Despite court ruling, NDP teachers still waiting to be paid
The legal team of the St Vincent and the Grenadines Teachers’ Union (SVGTU) says the Government has so far refused to honour a January 2019 court ruling to pay, costs, damages and pension benefits to three disenfranchised teachers.
“What it is that we are talking about here has to do with the Government’s failure, or the Government’s refusal to actually abide or comply with the court order and basically there is no rule of law,” lawyer Shirlan ‘Zita’ Barnwell explained at a SVGTU press conference last Thursday.
Elvis Daniel, Addison Thomas, and Kenroy Johnson had all been teachers for over 30 years when they decided to resign in order to contest the general elections of 2010 on a New Democratic Party (NDP) ticket.
A Collective Agreement signed between the Union and the Government in 2005 contained an article, 16, which states that “a member of the Union of at least three years standing shall, on application, be granted leave-of-absence to contest national/general/local election. The leave of absence shall be no pay leave for a period not exceeding six months. In the event that the member is unsuccessful, that member shall return to his/her original post or one of the equivalent status, all benefits intact.”
However, when the teachers applied for “election leave” in 2010, they were referred to s 26 (d) of the Constitution that says that no person shall be qualified to be elected or appointed as a representative if he holds or is acting in any public office.
Therefore, the teachers resigned, and once unsuccessful at the polls in 2010, the three attempted to be reinstated, but were told that there were no vacancies.
Court of Appeal Justice Davidson Kelvin Baptiste delivered the court’s ruling in 2019.
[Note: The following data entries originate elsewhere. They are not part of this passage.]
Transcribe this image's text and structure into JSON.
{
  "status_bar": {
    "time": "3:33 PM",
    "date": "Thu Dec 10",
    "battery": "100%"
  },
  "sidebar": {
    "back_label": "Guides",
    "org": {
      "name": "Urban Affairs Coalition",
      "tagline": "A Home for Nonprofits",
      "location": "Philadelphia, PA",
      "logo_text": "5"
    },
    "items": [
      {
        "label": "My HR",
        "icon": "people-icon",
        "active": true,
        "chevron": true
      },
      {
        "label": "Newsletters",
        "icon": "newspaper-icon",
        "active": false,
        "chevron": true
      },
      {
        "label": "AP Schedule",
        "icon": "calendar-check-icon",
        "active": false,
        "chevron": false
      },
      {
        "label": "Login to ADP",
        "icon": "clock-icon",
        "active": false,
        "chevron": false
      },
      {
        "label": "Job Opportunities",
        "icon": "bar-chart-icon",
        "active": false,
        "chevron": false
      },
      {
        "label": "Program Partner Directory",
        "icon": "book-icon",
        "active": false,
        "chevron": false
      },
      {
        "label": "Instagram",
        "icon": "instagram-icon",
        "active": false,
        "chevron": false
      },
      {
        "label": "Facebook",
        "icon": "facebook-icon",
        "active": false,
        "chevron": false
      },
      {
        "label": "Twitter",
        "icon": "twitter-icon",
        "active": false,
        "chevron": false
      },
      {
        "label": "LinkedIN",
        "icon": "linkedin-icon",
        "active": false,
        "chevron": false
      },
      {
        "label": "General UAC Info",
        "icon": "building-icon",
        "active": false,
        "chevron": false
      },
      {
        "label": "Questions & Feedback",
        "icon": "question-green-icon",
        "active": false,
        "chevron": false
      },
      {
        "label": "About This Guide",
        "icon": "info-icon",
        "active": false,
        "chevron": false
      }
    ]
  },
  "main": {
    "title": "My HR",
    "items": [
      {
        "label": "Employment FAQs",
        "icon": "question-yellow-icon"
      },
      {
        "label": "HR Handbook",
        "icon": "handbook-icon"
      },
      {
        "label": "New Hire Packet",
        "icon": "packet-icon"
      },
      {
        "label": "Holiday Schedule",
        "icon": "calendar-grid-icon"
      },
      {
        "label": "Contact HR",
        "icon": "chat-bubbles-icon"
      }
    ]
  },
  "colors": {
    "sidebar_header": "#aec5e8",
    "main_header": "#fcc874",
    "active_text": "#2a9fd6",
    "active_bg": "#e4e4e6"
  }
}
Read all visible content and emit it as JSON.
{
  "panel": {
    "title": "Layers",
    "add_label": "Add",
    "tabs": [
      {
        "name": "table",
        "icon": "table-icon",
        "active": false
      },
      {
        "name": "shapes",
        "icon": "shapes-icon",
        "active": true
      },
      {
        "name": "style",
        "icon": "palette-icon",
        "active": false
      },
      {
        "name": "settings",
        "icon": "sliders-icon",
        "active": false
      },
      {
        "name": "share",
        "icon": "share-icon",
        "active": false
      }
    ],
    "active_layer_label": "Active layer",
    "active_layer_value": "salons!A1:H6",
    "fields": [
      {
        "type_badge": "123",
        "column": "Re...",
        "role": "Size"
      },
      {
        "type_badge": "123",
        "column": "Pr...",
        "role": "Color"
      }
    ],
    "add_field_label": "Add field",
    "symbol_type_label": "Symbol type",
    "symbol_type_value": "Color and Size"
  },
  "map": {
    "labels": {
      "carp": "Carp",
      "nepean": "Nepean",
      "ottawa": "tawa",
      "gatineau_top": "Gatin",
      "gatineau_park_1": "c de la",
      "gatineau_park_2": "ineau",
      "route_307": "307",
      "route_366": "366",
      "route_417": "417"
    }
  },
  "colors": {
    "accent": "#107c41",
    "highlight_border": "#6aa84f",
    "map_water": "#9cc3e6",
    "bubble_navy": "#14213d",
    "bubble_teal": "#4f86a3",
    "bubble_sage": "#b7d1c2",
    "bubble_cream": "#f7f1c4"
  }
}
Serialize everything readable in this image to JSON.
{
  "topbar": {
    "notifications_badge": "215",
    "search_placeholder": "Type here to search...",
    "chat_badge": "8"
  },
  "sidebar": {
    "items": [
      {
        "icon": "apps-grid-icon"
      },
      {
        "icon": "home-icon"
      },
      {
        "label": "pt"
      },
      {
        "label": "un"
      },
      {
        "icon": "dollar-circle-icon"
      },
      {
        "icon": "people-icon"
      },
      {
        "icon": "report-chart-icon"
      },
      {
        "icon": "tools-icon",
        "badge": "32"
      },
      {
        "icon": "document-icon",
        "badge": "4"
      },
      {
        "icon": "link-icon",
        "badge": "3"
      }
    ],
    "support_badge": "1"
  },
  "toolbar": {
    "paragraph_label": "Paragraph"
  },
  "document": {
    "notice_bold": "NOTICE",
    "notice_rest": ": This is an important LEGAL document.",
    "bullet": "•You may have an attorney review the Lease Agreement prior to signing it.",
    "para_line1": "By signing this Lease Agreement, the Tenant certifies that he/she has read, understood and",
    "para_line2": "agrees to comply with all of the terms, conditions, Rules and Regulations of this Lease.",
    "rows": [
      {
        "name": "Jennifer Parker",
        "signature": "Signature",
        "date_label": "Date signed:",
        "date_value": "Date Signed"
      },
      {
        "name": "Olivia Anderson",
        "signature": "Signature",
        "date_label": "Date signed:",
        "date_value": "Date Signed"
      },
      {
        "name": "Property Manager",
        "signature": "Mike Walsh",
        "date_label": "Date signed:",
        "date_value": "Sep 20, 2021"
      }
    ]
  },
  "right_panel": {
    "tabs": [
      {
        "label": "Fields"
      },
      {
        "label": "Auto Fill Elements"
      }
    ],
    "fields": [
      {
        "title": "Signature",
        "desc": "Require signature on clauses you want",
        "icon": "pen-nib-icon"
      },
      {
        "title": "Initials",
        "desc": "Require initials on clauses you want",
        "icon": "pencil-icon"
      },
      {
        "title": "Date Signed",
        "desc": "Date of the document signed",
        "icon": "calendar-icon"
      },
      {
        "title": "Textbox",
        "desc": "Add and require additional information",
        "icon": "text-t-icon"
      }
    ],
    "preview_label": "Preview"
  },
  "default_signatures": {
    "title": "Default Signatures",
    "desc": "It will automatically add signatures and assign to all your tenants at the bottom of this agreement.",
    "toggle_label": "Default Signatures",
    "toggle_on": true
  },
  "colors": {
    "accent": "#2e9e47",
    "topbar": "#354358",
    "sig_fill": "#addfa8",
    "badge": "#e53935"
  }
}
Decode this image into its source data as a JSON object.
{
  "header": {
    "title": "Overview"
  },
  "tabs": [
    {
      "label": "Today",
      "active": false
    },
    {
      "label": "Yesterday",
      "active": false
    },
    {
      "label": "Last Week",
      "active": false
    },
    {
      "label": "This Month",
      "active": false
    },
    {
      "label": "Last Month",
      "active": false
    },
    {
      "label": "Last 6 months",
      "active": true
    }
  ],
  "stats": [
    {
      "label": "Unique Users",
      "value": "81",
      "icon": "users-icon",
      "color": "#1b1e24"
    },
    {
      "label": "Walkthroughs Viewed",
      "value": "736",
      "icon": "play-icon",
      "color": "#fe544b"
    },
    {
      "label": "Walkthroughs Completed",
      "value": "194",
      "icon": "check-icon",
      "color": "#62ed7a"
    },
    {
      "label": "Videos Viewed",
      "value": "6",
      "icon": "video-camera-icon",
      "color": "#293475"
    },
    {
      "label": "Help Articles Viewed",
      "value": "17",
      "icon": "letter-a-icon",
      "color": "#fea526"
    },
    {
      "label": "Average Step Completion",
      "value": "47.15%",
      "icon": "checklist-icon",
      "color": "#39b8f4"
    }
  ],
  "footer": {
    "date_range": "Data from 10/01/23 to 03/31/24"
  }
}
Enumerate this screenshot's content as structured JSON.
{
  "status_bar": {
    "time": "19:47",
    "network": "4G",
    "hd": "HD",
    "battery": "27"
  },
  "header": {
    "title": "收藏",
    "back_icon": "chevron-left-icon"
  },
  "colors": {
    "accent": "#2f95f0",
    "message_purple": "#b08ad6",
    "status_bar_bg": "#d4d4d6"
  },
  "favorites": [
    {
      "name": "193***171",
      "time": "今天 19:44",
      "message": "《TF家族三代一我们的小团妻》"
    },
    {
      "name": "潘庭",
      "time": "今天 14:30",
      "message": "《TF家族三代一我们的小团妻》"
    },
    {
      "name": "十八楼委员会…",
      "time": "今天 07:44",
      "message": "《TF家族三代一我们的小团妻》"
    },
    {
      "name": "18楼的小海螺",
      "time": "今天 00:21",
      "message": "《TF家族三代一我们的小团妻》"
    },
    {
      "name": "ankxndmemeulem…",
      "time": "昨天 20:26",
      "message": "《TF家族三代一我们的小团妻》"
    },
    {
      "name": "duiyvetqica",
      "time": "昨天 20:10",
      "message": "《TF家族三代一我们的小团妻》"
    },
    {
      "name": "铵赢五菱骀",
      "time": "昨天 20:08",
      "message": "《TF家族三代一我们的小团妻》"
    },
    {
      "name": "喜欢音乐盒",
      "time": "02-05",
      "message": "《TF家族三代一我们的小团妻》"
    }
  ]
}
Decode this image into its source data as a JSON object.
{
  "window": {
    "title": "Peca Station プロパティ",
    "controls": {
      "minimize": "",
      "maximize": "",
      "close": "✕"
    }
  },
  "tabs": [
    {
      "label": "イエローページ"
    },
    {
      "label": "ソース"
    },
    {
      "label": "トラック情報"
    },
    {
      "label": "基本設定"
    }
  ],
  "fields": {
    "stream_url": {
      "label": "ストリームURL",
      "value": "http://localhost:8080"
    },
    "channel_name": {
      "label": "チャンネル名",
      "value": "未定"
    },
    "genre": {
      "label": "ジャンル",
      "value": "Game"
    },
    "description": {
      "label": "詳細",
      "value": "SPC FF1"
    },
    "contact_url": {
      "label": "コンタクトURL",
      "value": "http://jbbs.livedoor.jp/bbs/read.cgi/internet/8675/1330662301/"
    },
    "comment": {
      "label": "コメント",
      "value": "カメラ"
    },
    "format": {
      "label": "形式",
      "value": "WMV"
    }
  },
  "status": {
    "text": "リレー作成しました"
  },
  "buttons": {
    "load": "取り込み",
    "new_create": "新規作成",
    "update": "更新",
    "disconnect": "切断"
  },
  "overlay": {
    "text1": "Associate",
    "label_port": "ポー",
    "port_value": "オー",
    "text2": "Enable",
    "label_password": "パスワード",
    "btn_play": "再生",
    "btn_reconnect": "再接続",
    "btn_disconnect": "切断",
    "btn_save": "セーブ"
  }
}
The Justices came to the conclusion that article 16 of the Collective Agreement does not violate section 26(1)(d) of the constitution; there was a legitimate expectation created that they would be reinstated after contesting the elections according to the agreement, and they had been deprived of their fundamental right to property.
Barnwell mentioned that Johnson became eligible for his pension in the same year as the elections. “You’re talking about a period based on the court’s award that he ought to have gotten his pension at least at a minimum from 2012 to 2020. That is how long this man has been without his rights being honoured,” Barnwell noted.
Since the court’s award of damages, costs, the lawyers have been in contact with the Attorney General’s chambers, Barnwell relayed, but this year their contact was reduced to written communication.
“As we are not seeing anything happening, by April 6, the first letter for this year was written to the Attorney General (AG) asking the Attorney General to please comply or at least begin the process to comply with the court’s order,” the counsel recalled.
Two months after this letter, they received a response which stated “We will look into the matter and respond to you soonest.”
“By the way, this is since more than a year later that the AG by our nudging is saying they will look into the matter,” the counsel commented, adding “I mean the judgment is clear.”
“This is a breach of constitutional rights, this is not any ordinary issue, so it really is difficult to comprehend why in any way a Government, that is a Labour Government, would not comply with a court order that simply says you have violated these three teachers’ rights,” the counsel contemplated.
Furthermore, a High Court judge who was given the task of assessing the costs that the state must pay has fixed the costs at around $53,000.
This was in January of this year, and the lawyers took pains to ask for a deadline for the paying of this sum, which was set at February 14.
“It is now October 2020 and we have made several requests, pleadings, to the state, also without any avail, there’s no response that is positive to say, at least, they would make any attempt to pay that too,” the lawyer informed.
Now the situation seems to be at an impasse, as a private citizen cannot in law apply for an enforcement against the crown.
“You basically are waiting on the state’s good faith to do so (honour the ruling),” Barnwell stated.